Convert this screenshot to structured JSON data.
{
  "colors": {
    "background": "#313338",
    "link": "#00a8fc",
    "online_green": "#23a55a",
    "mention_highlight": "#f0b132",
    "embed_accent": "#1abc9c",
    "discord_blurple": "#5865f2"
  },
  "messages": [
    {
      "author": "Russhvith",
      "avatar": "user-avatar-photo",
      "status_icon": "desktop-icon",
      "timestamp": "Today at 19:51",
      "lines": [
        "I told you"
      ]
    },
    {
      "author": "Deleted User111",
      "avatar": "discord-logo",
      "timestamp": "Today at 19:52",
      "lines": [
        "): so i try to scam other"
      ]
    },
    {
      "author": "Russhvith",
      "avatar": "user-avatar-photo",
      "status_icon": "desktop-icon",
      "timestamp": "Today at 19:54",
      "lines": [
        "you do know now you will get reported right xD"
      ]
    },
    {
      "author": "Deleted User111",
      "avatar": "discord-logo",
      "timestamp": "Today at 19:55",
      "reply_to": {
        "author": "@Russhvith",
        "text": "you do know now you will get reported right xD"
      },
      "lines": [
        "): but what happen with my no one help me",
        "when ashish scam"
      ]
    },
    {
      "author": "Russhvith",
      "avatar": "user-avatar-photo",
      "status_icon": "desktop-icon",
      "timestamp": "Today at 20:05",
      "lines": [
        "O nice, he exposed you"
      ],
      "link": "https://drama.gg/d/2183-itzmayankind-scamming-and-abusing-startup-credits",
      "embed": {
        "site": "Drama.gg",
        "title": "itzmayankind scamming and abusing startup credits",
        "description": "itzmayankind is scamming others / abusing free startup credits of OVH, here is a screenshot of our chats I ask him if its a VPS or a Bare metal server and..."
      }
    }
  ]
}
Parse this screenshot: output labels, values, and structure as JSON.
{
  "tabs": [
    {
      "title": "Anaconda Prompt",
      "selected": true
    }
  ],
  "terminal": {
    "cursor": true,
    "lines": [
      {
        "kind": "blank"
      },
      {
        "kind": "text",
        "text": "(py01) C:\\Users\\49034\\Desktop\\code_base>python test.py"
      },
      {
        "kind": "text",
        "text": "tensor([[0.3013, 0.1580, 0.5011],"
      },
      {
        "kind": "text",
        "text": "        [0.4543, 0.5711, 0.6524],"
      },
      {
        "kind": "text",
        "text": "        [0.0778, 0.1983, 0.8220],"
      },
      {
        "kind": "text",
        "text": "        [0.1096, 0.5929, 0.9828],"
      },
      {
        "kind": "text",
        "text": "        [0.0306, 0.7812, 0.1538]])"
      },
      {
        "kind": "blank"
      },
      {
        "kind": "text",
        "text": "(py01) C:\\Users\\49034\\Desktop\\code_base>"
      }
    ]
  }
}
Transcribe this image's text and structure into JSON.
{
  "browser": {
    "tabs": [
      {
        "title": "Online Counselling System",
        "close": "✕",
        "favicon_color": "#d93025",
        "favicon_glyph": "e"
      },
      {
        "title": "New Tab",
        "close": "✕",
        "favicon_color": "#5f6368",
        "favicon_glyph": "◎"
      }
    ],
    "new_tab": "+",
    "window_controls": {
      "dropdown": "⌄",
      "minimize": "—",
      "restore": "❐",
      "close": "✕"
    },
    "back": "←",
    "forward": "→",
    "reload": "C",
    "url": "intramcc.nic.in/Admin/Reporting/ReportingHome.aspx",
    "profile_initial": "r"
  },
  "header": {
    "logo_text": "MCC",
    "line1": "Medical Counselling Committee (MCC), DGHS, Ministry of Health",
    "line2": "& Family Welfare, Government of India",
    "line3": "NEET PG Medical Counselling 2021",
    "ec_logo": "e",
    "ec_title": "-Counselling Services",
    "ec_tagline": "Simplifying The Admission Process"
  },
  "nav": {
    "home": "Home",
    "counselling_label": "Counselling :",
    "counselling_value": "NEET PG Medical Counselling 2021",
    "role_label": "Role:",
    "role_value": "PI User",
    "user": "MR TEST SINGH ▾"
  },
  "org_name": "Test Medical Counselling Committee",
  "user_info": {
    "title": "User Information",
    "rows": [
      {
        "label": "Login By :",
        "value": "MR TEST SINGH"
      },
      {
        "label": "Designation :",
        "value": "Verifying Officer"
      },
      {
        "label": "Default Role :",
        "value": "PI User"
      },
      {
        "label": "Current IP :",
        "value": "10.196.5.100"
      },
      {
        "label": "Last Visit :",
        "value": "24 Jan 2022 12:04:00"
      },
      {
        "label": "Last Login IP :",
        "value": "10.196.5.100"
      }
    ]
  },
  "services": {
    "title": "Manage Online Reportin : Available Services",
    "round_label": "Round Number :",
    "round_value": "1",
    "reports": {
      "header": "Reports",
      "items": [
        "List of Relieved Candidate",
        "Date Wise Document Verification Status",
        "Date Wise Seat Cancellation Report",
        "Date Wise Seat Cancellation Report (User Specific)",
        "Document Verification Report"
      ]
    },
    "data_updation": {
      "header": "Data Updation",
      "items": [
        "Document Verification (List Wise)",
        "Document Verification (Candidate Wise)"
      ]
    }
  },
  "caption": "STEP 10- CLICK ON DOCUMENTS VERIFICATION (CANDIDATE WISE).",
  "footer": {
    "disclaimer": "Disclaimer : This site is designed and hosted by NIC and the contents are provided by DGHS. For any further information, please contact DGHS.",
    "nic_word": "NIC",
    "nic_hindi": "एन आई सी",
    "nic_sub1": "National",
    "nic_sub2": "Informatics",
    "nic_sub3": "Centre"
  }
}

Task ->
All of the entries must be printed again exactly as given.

Exercise result ->
Convert this screenshot to structured JSON data.
{
  "colors": {
    "background": "#313338",
    "link": "#00a8fc",
    "online_green": "#23a55a",
    "mention_highlight": "#f0b132",
    "embed_accent": "#1abc9c",
    "discord_blurple": "#5865f2"
  },
  "messages": [
    {
      "author": "Russhvith",
      "avatar": "user-avatar-photo",
      "status_icon": "desktop-icon",
      "timestamp": "Today at 19:51",
      "lines": [
        "I told you"
      ]
    },
    {
      "author": "Deleted User111",
      "avatar": "discord-logo",
      "timestamp": "Today at 19:52",
      "lines": [
        "): so i try to scam other"
      ]
    },
    {
      "author": "Russhvith",
      "avatar": "user-avatar-photo",
      "status_icon": "desktop-icon",
      "timestamp": "Today at 19:54",
      "lines": [
        "you do know now you will get reported right xD"
      ]
    },
    {
      "author": "Deleted User111",
      "avatar": "discord-logo",
      "timestamp": "Today at 19:55",
      "reply_to": {
        "author": "@Russhvith",
        "text": "you do know now you will get reported right xD"
      },
      "lines": [
        "): but what happen with my no one help me",
        "when ashish scam"
      ]
    },
    {
      "author": "Russhvith",
      "avatar": "user-avatar-photo",
      "status_icon": "desktop-icon",
      "timestamp": "Today at 20:05",
      "lines": [
        "O nice, he exposed you"
      ],
      "link": "https://drama.gg/d/2183-itzmayankind-scamming-and-abusing-startup-credits",
      "embed": {
        "site": "Drama.gg",
        "title": "itzmayankind scamming and abusing startup credits",
        "description": "itzmayankind is scamming others / abusing free startup credits of OVH, here is a screenshot of our chats I ask him if its a VPS or a Bare metal server and..."
      }
    }
  ]
}
Parse this screenshot: output labels, values, and structure as JSON.
{
  "tabs": [
    {
      "title": "Anaconda Prompt",
      "selected": true
    }
  ],
  "terminal": {
    "cursor": true,
    "lines": [
      {
        "kind": "blank"
      },
      {
        "kind": "text",
        "text": "(py01) C:\\Users\\49034\\Desktop\\code_base>python test.py"
      },
      {
        "kind": "text",
        "text": "tensor([[0.3013, 0.1580, 0.5011],"
      },
      {
        "kind": "text",
        "text": "        [0.4543, 0.5711, 0.6524],"
      },
      {
        "kind": "text",
        "text": "        [0.0778, 0.1983, 0.8220],"
      },
      {
        "kind": "text",
        "text": "        [0.1096, 0.5929, 0.9828],"
      },
      {
        "kind": "text",
        "text": "        [0.0306, 0.7812, 0.1538]])"
      },
      {
        "kind": "blank"
      },
      {
        "kind": "text",
        "text": "(py01) C:\\Users\\49034\\Desktop\\code_base>"
      }
    ]
  }
}
Transcribe this image's text and structure into JSON.
{
  "browser": {
    "tabs": [
      {
        "title": "Online Counselling System",
        "close": "✕",
        "favicon_color": "#d93025",
        "favicon_glyph": "e"
      },
      {
        "title": "New Tab",
        "close": "✕",
        "favicon_color": "#5f6368",
        "favicon_glyph": "◎"
      }
    ],
    "new_tab": "+",
    "window_controls": {
      "dropdown": "⌄",
      "minimize": "—",
      "restore": "❐",
      "close": "✕"
    },
    "back": "←",
    "forward": "→",
    "reload": "C",
    "url": "intramcc.nic.in/Admin/Reporting/ReportingHome.aspx",
    "profile_initial": "r"
  },
  "header": {
    "logo_text": "MCC",
    "line1": "Medical Counselling Committee (MCC), DGHS, Ministry of Health",
    "line2": "& Family Welfare, Government of India",
    "line3": "NEET PG Medical Counselling 2021",
    "ec_logo": "e",
    "ec_title": "-Counselling Services",
    "ec_tagline": "Simplifying The Admission Process"
  },
  "nav": {
    "home": "Home",
    "counselling_label": "Counselling :",
    "counselling_value": "NEET PG Medical Counselling 2021",
    "role_label": "Role:",
    "role_value": "PI User",
    "user": "MR TEST SINGH ▾"
  },
  "org_name": "Test Medical Counselling Committee",
  "user_info": {
    "title": "User Information",
    "rows": [
      {
        "label": "Login By :",
        "value": "MR TEST SINGH"
      },
      {
        "label": "Designation :",
        "value": "Verifying Officer"
      },
      {
        "label": "Default Role :",
        "value": "PI User"
      },
      {
        "label": "Current IP :",
        "value": "10.196.5.100"
      },
      {
        "label": "Last Visit :",
        "value": "24 Jan 2022 12:04:00"
      },
      {
        "label": "Last Login IP :",
        "value": "10.196.5.100"
      }
    ]
  },
  "services": {
    "title": "Manage Online Reportin : Available Services",
    "round_label": "Round Number :",
    "round_value": "1",
    "reports": {
      "header": "Reports",
      "items": [
        "List of Relieved Candidate",
        "Date Wise Document Verification Status",
        "Date Wise Seat Cancellation Report",
        "Date Wise Seat Cancellation Report (User Specific)",
        "Document Verification Report"
      ]
    },
    "data_updation": {
      "header": "Data Updation",
      "items": [
        "Document Verification (List Wise)",
        "Document Verification (Candidate Wise)"
      ]
    }
  },
  "caption": "STEP 10- CLICK ON DOCUMENTS VERIFICATION (CANDIDATE WISE).",
  "footer": {
    "disclaimer": "Disclaimer : This site is designed and hosted by NIC and the contents are provided by DGHS. For any further information, please contact DGHS.",
    "nic_word": "NIC",
    "nic_hindi": "एन आई सी",
    "nic_sub1": "National",
    "nic_sub2": "Informatics",
    "nic_sub3": "Centre"
  }
}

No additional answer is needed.